  6. Lynda-Marie

    Lynda-Marie Supporting Actor

    Joined:
    Jun 3, 2004
    Messages:
    762
    Likes Received:
    0
    Could it be something with the sound mixing (proper term?) as well?

    A friend of mine was involved in making a movie which I enjoyed very much, but the problem I had was that the music seemed to overwhelm the dialogue in key places. I told him this, and he said he'd talk to the powers that be about the problem.
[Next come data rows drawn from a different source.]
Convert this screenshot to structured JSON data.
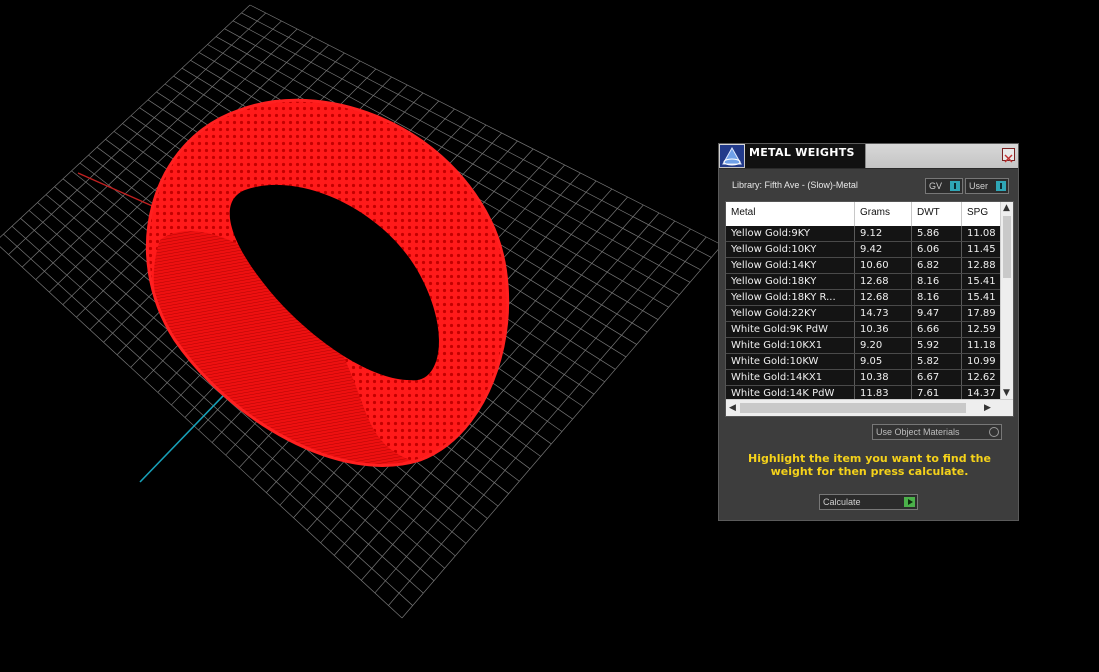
{
  "panel": {
    "title": "METAL WEIGHTS",
    "close_icon": "close-icon",
    "library_label": "Library: Fifth Ave - (Slow)-Metal",
    "toggle_gv": "GV",
    "toggle_user": "User",
    "use_object_materials": "Use Object Materials",
    "hint": "Highlight the item you want to find the weight for then press calculate.",
    "calculate": "Calculate",
    "colors": {
      "hint": "#f5d21a",
      "close": "#c03030",
      "toggle": "#2fa6b6",
      "play": "#4bb04a"
    }
  },
  "table": {
    "headers": [
      "Metal",
      "Grams",
      "DWT",
      "SPG"
    ],
    "rows": [
      [
        "Yellow Gold:9KY",
        "9.12",
        "5.86",
        "11.08"
      ],
      [
        "Yellow Gold:10KY",
        "9.42",
        "6.06",
        "11.45"
      ],
      [
        "Yellow Gold:14KY",
        "10.60",
        "6.82",
        "12.88"
      ],
      [
        "Yellow Gold:18KY",
        "12.68",
        "8.16",
        "15.41"
      ],
      [
        "Yellow Gold:18KY R...",
        "12.68",
        "8.16",
        "15.41"
      ],
      [
        "Yellow Gold:22KY",
        "14.73",
        "9.47",
        "17.89"
      ],
      [
        "White Gold:9K PdW",
        "10.36",
        "6.66",
        "12.59"
      ],
      [
        "White Gold:10KX1",
        "9.20",
        "5.92",
        "11.18"
      ],
      [
        "White Gold:10KW",
        "9.05",
        "5.82",
        "10.99"
      ],
      [
        "White Gold:14KX1",
        "10.38",
        "6.67",
        "12.62"
      ],
      [
        "White Gold:14K PdW",
        "11.83",
        "7.61",
        "14.37"
      ]
    ]
  },
  "viewport": {
    "ring_color": "#ff0000",
    "grid_color": "#8a8a8a",
    "x_axis_color": "#c02020",
    "y_axis_color": "#18a0b8"
  }
}
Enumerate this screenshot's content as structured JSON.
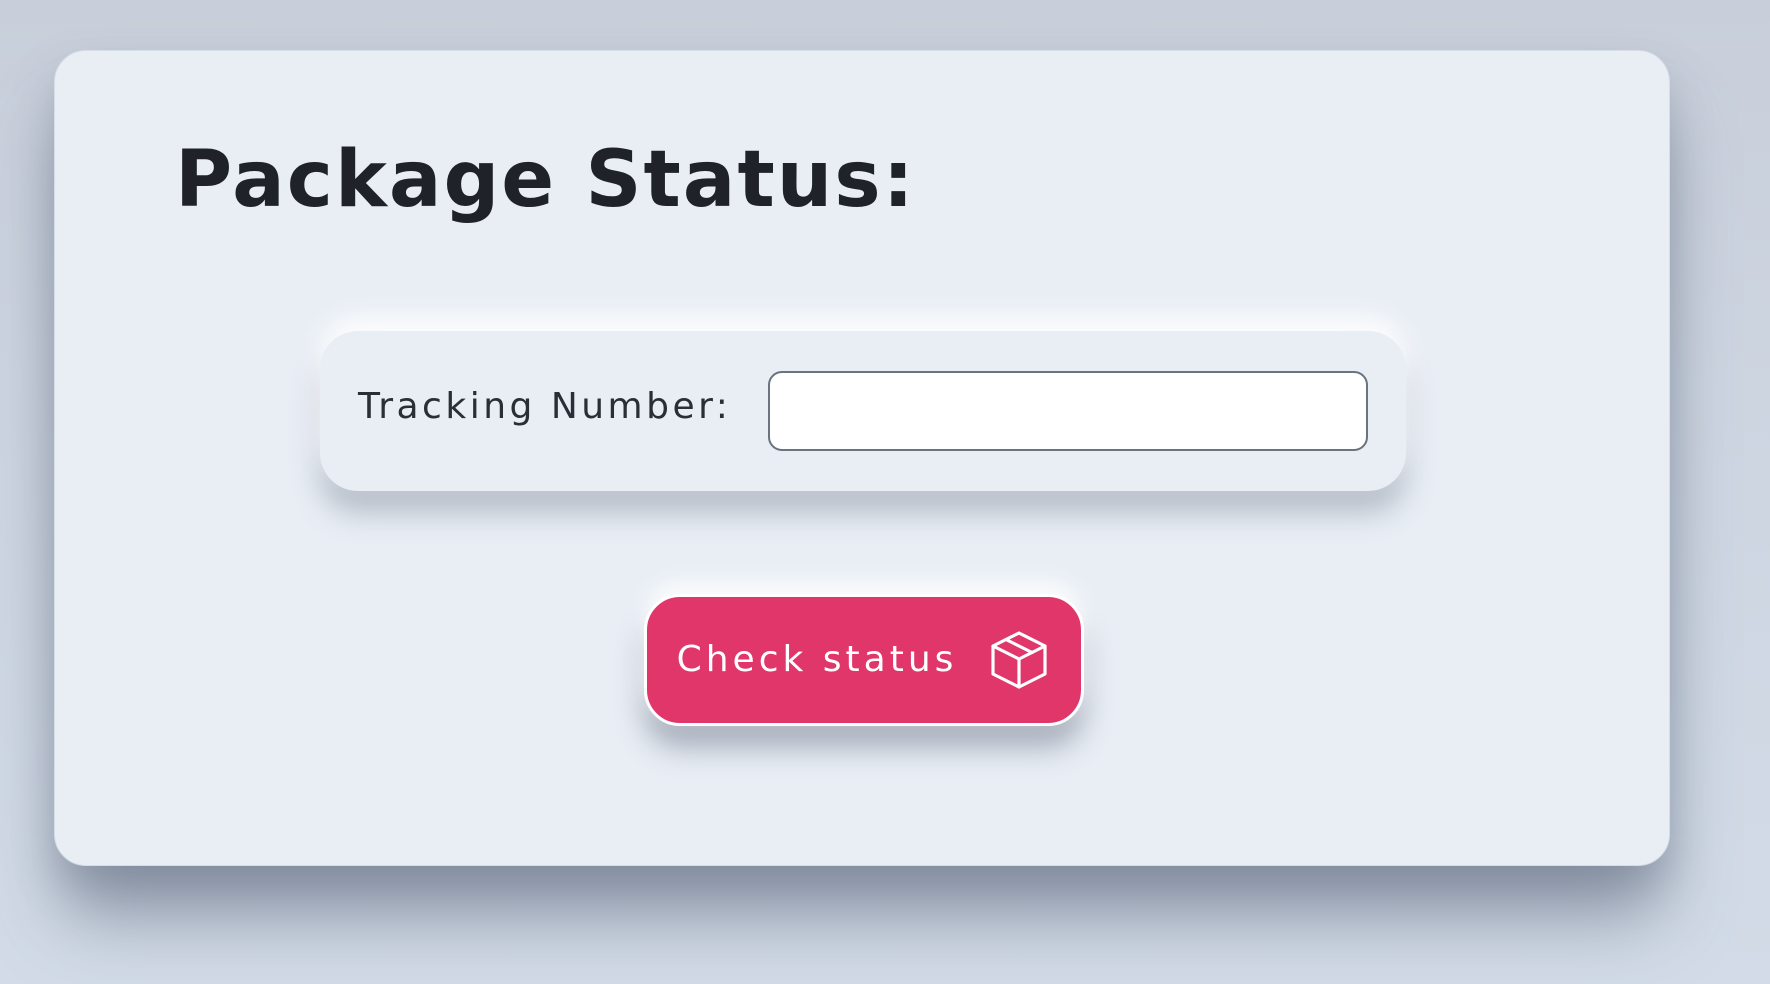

    As mentioned above, with DVDs, in the privacy of your own home, the volume can be all over the place. I usually have to hit mute really quickly when it first starts up, because the studio theme (?) is usually cranked up to earsplitting levels, while the movie itself seems to be much, much lower in volume. The added aggravations of jets flying right over my place (I live about 8 miles south of Sea Tac airport) is another story.
     
  7. Gary Burdick

    Gary Burdick Stunt Coordinator

    Joined:
    Jun 9, 2003
    Messages:
    92
    Likes Received:
    0
    We always kept ours calibrated to "0" volume level, which should be around reference. Sometimes the dts tracks would get turned down.
     
  8. Jan Strnad

    Jan Strnad Screenwriter

    Joined:
    Jan 1, 1999
    Messages:
    1,004
    Likes Received:
    0
    Do any of the theaters have amps that go up to "11"? Or do they only go up to "10"? I think that, for certain movies such as This Is Spinal Tap, they should go up to "11."
     

Share This Page